Ellias would have been pressed to find time earlier to record in the manner he prefers. In this year alone, he was named as Canada's only Jazz Hero by the Jazz Journalists Association in April, organized the inaugural Guitar Now! Festival (which included renowned guitarists from around the world) at Carleton University in May, and wrote two commissioned pieces this summer, including one for the German Meininger Trio. All that on top of his 2012-13 GigSpace concert series and teaching at Carleton University and in martial arts.

Read more: Roddy Ellias stops fidgeting and hits the Record button


Donations to jazz radio shows fall while CKCU exceeds funding target

Carleton University's community radio station CKCU FM (93.1 / ended its annual funding drive on Sunday, November 10, receiving $134,473 in pledges and exceeding its goal of $127,000. Donations to long-running jazz programs were down significantly, however.

CKCU FM exceeded its 2013 fundraising goal but donations to jazz shows fellAccording to CKCU station manager Matthew Crosier, $992 was donated to Swing is In the Air, $500 to Rabble Without A Cause (RWAC), and $1843 to In A Mellow Tone.
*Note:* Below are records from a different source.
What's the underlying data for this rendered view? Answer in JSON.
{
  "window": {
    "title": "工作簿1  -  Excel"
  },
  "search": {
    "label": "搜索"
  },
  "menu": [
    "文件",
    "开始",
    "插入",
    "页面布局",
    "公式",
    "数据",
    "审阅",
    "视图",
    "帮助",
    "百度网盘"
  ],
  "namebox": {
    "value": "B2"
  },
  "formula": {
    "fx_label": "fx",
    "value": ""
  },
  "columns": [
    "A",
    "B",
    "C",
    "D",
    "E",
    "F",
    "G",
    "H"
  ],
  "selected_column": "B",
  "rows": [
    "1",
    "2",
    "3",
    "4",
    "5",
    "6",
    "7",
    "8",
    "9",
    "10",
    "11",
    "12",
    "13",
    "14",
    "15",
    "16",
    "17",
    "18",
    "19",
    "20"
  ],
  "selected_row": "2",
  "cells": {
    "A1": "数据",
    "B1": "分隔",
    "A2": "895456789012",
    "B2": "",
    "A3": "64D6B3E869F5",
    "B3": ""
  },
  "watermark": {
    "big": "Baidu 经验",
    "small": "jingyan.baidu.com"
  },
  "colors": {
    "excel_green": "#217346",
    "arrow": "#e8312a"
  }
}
The annual fundraising campaign raises money to pay the $40 per hour it costs to operate the largely volunteer-based CKCU. This includes equipment purchase and maintenance, electricity (for the radio transmitter and station), rent, music licenses, “CKCU On Demand” streaming audio and archives, and a small core staff.

2013 donations to Swing is In the Air ($992) reached less than one-half the target of $2300, down from 2010 donations of $3141. This was the first fundraising drive that followed the sudden death in early January of longtime host Jacques Emond. Emond had hosted the show for 30 years and was also widely known and loved in the jazz community as the longtime programming director of the Ottawa Jazz Festival.

With new hosts, Swing is In the Air saw a format change this year, with even more airtime given to interviews with, and newly released music by, local musicians. It is now hosted by Vince Rimbach and Ralph Hopper, and occasional guest hosts.

Rabble Without A Cause's donations fell this year to $500, from $780 last year and $850 in 2011 according to host Bernard Stepien. RWAC serves a smaller audience, focusing since its inception in the mid 1970s on avant-garde jazz, and being the primary local radio show where this music is aired weekly. According to Stepien, RWAC allocated 21% of its programming “to local musicians of all styles and level of development” this past year, an increase over 10% in the past.

Read more: Donations to jazz radio shows fall while CKCU exceeds funding target


Page 9 of 35